Next connect your Kindle Fire to your PC’s USB port. Navigate to Device Manager (Windows) and under “Other Devices” find your Kindle Fire. Choose the android_winusb.inf file.

3. Root
First you will want to download the following two files onto a PC:

Burrito Root

SuperUser

SU

On your PC, move those three files to your adb directory. In your Android SDK folder, that will be platform-tools (if you have an old version of adb it will be tools).

Connect your Kindle Fire to your PC via USB. Open a command prompt in the adb folder. Type the following commands (one by one):

adb push BurritoRoot2.bin /data/local/
adb shell chmod 777 /data/local/BurritoRoot2.bin
adb shell /data/local/BurritoRoot2.bin
adb root
adb shell id
(if result is 0 continue, if not start over)
adb remount
adb push su /system/xbin/su
adb shell chown 0.0 /system/xbin/su
adb shell chmod 06755 /system/xbin/su
adb remount
adb install Superuser.apk (skip this step if its already installed)

After finishing, your Fire will reboot and it will be rooted.

If you got device not found errors when entering the above commands, refer back to steps one and two and make sure adb and the Kindle Fire drivers are set.

GrapeCity ActiveReports (Formerly DataDynamics ActiveReports) DataBinding

February 1st, 2012

I have been a long time user of Active Reports for Visual Basic 6 and then in the .net world, I think I have used every version of ActiveReports since they released the first version.  I wanted to write about a little known fact that you may or may not know about this tool that could save you from writing tons of logic to get the data displayed you want.  Lets say you have a couple of simple classes like below:

public class Person{
     public string Name {get;set;}
     public Job Job {get; set;}
}

public class Job {
     public string Status {get; set;}
}

You may already know that just by simply making any field on your report with the DataField of “Name” will automatically bind that property to that field as long as your datasource is set to a collection of Person objects. But did you know that the DataField can work like so:

So as you can see, if your Person object has a Job object in it and there is a string property on there called status, it will display it as long as the property is public. Another caveat to this is if you have a null object in that string, you may not get an error tossed up to your UI, which could make for some fun debugging. Even still, this is a very nice feature that I have long forgotten but recently came across and it was one of those forehead slapping times.

ReSharper – Best tool I have used to date.

February 1st, 2012

I don’t usually plug products, but I had to let you know about this very excellent plugin for Visual Studio.  I have heard about this tool for years and I really thought it was another collection of controls that I don’t care about, but it is not.  ReSharper is a refactoring buff’s greatest tool, it can do some really amazing things with your code.

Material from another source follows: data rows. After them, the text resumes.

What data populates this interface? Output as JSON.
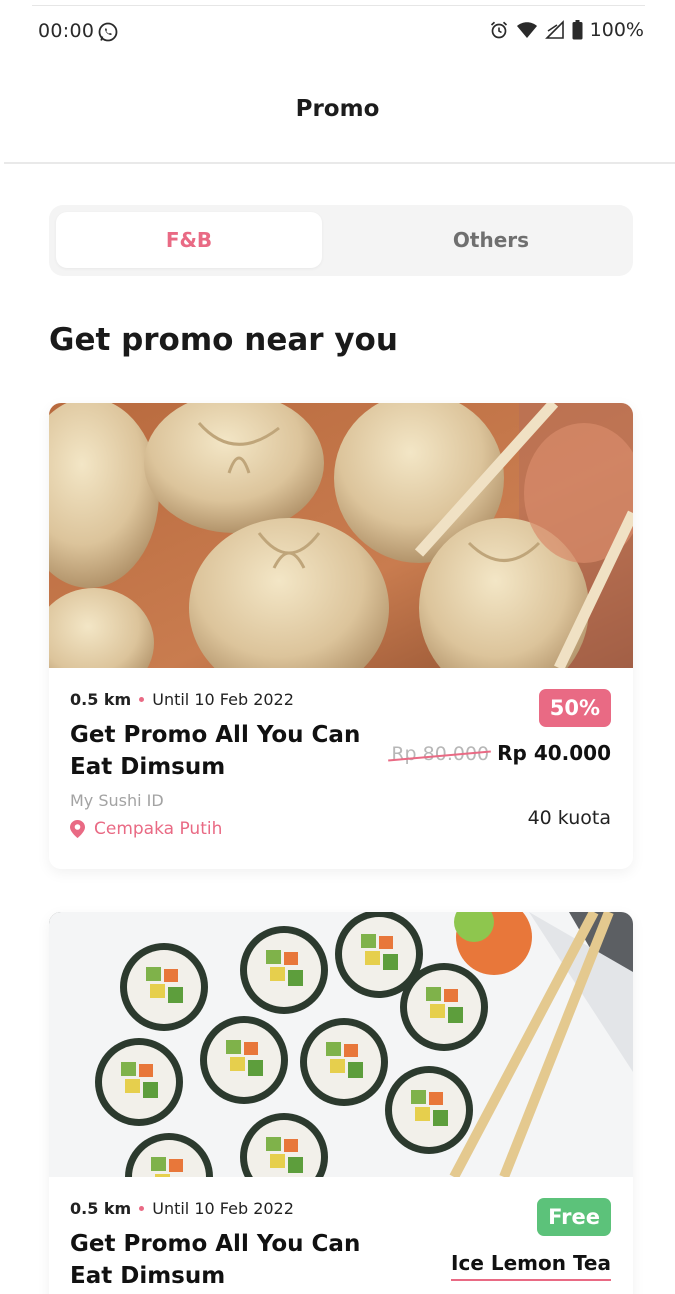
{
  "status_bar": {
    "time": "00:00",
    "battery": "100%",
    "icons": [
      "whatsapp-icon",
      "alarm-icon",
      "wifi-icon",
      "signal-icon",
      "battery-icon"
    ]
  },
  "header": {
    "title": "Promo"
  },
  "tabs": [
    {
      "label": "F&B",
      "active": true
    },
    {
      "label": "Others",
      "active": false
    }
  ],
  "section": {
    "title": "Get promo near you"
  },
  "promos": [
    {
      "distance": "0.5 km",
      "until": "Until 10 Feb 2022",
      "title": "Get Promo All You Can Eat Dimsum",
      "merchant": "My Sushi ID",
      "location": "Cempaka Putih",
      "badge": "50%",
      "old_price": "Rp 80.000",
      "new_price": "Rp 40.000",
      "quota": "40 kuota",
      "image": "dimsum-photo"
    },
    {
      "distance": "0.5 km",
      "until": "Until 10 Feb 2022",
      "title": "Get Promo All You Can Eat Dimsum",
      "badge": "Free",
      "free_item": "Ice Lemon Tea",
      "image": "sushi-photo"
    }
  ],
  "colors": {
    "accent": "#e96a84",
    "free_badge": "#5cc27a",
    "muted": "#a3a3a3",
    "segment_bg": "#f4f4f4"
  }
}
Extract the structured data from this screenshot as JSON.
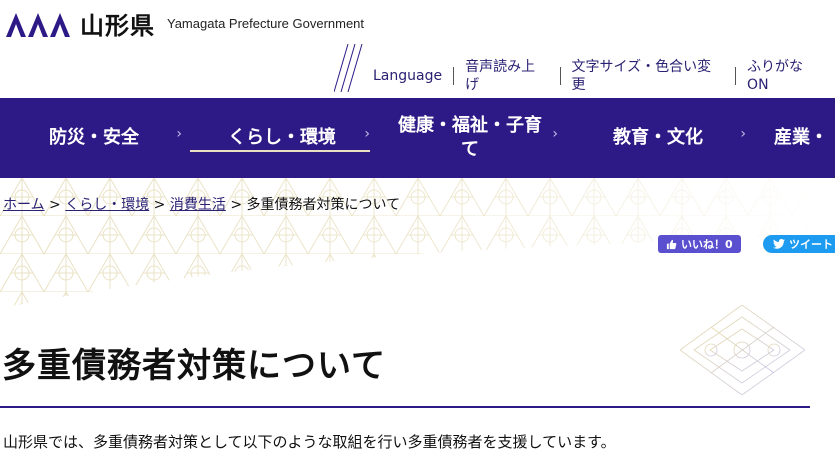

  • On-the-fly code quality analysis in C#, VB.NET, XAML, ASP.NET, ASP.NET MVC, JavaScript, CSS, and XML. ReSharper will tell you right away if your solution contains errors or code that can be improved.
  • Instant fixes to eliminate errors and code smells. Not only does ReSharper tell you where there’s a problem in your code but it provides quick-fixes to solve them automatically.
  • Multiple code editing helpers including extended IntelliSense, hundreds of instant code transformations, auto-importing namespaces, rearranging code and displaying documentation.
  • Navigation features to instantly traverse your entire solution. You can jump to any file, type, or member in your code base in no time, or navigate from a specific symbol to its usages, base and derived symbols, or implementations.
  • Code formatting and cleanup to get rid of unused code and ensure compliance to coding standards.

I highly recommend this tool for anybody doing .net development, it can actually make you a better developer!!  It is expecially good with the formatting of LINQ code and removing a lot of unnecessary code.  It also has support for JavaScript, CSS, and Razor,  just too much stuff to not be something of great value for any developer.

Here is the link to the site, try the 30 day free trial, I promise you won’t be disappointed: http://www.jetbrains.com/resharper/